(Element data from apps and pages)
--------------------------------

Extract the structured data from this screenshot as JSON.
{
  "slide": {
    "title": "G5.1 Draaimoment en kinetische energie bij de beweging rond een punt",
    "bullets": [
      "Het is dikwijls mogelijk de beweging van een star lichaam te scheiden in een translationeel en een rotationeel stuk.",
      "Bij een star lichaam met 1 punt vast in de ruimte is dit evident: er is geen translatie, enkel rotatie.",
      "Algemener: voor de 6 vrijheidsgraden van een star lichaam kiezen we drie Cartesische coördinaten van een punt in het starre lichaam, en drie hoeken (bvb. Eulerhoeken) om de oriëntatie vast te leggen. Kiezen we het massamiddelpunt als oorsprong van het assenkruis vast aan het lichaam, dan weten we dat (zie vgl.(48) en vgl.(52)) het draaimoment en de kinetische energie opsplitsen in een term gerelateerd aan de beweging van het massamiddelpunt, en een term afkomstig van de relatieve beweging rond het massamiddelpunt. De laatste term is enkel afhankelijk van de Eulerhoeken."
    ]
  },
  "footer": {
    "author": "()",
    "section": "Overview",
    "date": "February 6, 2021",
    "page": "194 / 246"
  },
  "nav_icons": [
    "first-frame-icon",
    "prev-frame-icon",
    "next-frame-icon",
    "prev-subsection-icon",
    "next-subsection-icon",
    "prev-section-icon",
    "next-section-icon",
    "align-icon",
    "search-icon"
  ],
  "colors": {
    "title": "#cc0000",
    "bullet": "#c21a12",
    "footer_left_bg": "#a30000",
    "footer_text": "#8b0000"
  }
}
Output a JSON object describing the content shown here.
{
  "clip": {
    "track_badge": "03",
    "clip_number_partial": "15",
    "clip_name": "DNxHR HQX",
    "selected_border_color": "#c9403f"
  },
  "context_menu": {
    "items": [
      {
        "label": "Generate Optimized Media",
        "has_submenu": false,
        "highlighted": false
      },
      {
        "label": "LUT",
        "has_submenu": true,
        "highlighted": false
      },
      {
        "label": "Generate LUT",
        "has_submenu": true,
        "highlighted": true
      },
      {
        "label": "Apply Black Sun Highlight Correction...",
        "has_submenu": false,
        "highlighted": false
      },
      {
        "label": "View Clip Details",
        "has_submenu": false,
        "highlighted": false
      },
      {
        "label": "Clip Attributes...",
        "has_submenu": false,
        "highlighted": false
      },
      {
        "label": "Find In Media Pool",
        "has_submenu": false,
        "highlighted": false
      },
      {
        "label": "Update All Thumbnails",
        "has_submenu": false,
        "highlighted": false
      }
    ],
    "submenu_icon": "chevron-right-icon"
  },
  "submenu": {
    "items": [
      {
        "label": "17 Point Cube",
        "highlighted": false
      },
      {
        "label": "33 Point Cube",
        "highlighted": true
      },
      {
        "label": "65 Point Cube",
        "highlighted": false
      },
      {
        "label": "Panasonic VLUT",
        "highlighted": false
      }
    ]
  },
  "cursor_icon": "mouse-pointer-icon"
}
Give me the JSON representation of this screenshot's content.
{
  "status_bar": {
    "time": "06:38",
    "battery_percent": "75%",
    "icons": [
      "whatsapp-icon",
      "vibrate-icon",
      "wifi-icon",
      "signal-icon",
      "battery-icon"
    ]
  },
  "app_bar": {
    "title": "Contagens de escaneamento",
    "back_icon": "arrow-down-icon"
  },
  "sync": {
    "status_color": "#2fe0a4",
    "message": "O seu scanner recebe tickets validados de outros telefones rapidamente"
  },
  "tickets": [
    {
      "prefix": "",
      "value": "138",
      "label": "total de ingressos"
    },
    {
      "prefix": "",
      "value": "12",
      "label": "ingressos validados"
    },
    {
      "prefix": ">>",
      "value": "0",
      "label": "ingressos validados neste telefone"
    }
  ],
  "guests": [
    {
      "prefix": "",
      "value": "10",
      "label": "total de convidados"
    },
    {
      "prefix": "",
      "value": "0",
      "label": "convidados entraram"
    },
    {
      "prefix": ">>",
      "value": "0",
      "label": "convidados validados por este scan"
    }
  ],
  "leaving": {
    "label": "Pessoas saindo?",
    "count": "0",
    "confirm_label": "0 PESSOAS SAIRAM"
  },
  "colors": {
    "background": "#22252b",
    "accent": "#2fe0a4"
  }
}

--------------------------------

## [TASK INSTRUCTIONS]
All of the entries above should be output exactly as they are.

## [RESPONSE TO THE TASK]
Extract the structured data from this screenshot as JSON.
{
  "slide": {
    "title": "G5.1 Draaimoment en kinetische energie bij de beweging rond een punt",
    "bullets": [
      "Het is dikwijls mogelijk de beweging van een star lichaam te scheiden in een translationeel en een rotationeel stuk.",
      "Bij een star lichaam met 1 punt vast in de ruimte is dit evident: er is geen translatie, enkel rotatie.",
      "Algemener: voor de 6 vrijheidsgraden van een star lichaam kiezen we drie Cartesische coördinaten van een punt in het starre lichaam, en drie hoeken (bvb. Eulerhoeken) om de oriëntatie vast te leggen. Kiezen we het massamiddelpunt als oorsprong van het assenkruis vast aan het lichaam, dan weten we dat (zie vgl.(48) en vgl.(52)) het draaimoment en de kinetische energie opsplitsen in een term gerelateerd aan de beweging van het massamiddelpunt, en een term afkomstig van de relatieve beweging rond het massamiddelpunt. De laatste term is enkel afhankelijk van de Eulerhoeken."
    ]
  },
  "footer": {
    "author": "()",
    "section": "Overview",
    "date": "February 6, 2021",
    "page": "194 / 246"
  },
  "nav_icons": [
    "first-frame-icon",
    "prev-frame-icon",
    "next-frame-icon",
    "prev-subsection-icon",
    "next-subsection-icon",
    "prev-section-icon",
    "next-section-icon",
    "align-icon",
    "search-icon"
  ],
  "colors": {
    "title": "#cc0000",
    "bullet": "#c21a12",
    "footer_left_bg": "#a30000",
    "footer_text": "#8b0000"
  }
}
Output a JSON object describing the content shown here.
{
  "clip": {
    "track_badge": "03",
    "clip_number_partial": "15",
    "clip_name": "DNxHR HQX",
    "selected_border_color": "#c9403f"
  },
  "context_menu": {
    "items": [
      {
        "label": "Generate Optimized Media",
        "has_submenu": false,
        "highlighted": false
      },
      {
        "label": "LUT",
        "has_submenu": true,
        "highlighted": false
      },
      {
        "label": "Generate LUT",
        "has_submenu": true,
        "highlighted": true
      },
      {
        "label": "Apply Black Sun Highlight Correction...",
        "has_submenu": false,
        "highlighted": false
      },
      {
        "label": "View Clip Details",
        "has_submenu": false,
        "highlighted": false
      },
      {
        "label": "Clip Attributes...",
        "has_submenu": false,
        "highlighted": false
      },
      {
        "label": "Find In Media Pool",
        "has_submenu": false,
        "highlighted": false
      },
      {
        "label": "Update All Thumbnails",
        "has_submenu": false,
        "highlighted": false
      }
    ],
    "submenu_icon": "chevron-right-icon"
  },
  "submenu": {
    "items": [
      {
        "label": "17 Point Cube",
        "highlighted": false
      },
      {
        "label": "33 Point Cube",
        "highlighted": true
      },
      {
        "label": "65 Point Cube",
        "highlighted": false
      },
      {
        "label": "Panasonic VLUT",
        "highlighted": false
      }
    ]
  },
  "cursor_icon": "mouse-pointer-icon"
}
Give me the JSON representation of this screenshot's content.
{
  "status_bar": {
    "time": "06:38",
    "battery_percent": "75%",
    "icons": [
      "whatsapp-icon",
      "vibrate-icon",
      "wifi-icon",
      "signal-icon",
      "battery-icon"
    ]
  },
  "app_bar": {
    "title": "Contagens de escaneamento",
    "back_icon": "arrow-down-icon"
  },
  "sync": {
    "status_color": "#2fe0a4",
    "message": "O seu scanner recebe tickets validados de outros telefones rapidamente"
  },
  "tickets": [
    {
      "prefix": "",
      "value": "138",
      "label": "total de ingressos"
    },
    {
      "prefix": "",
      "value": "12",
      "label": "ingressos validados"
    },
    {
      "prefix": ">>",
      "value": "0",
      "label": "ingressos validados neste telefone"
    }
  ],
  "guests": [
    {
      "prefix": "",
      "value": "10",
      "label": "total de convidados"
    },
    {
      "prefix": "",
      "value": "0",
      "label": "convidados entraram"
    },
    {
      "prefix": ">>",
      "value": "0",
      "label": "convidados validados por este scan"
    }
  ],
  "leaving": {
    "label": "Pessoas saindo?",
    "count": "0",
    "confirm_label": "0 PESSOAS SAIRAM"
  },
  "colors": {
    "background": "#22252b",
    "accent": "#2fe0a4"
  }
}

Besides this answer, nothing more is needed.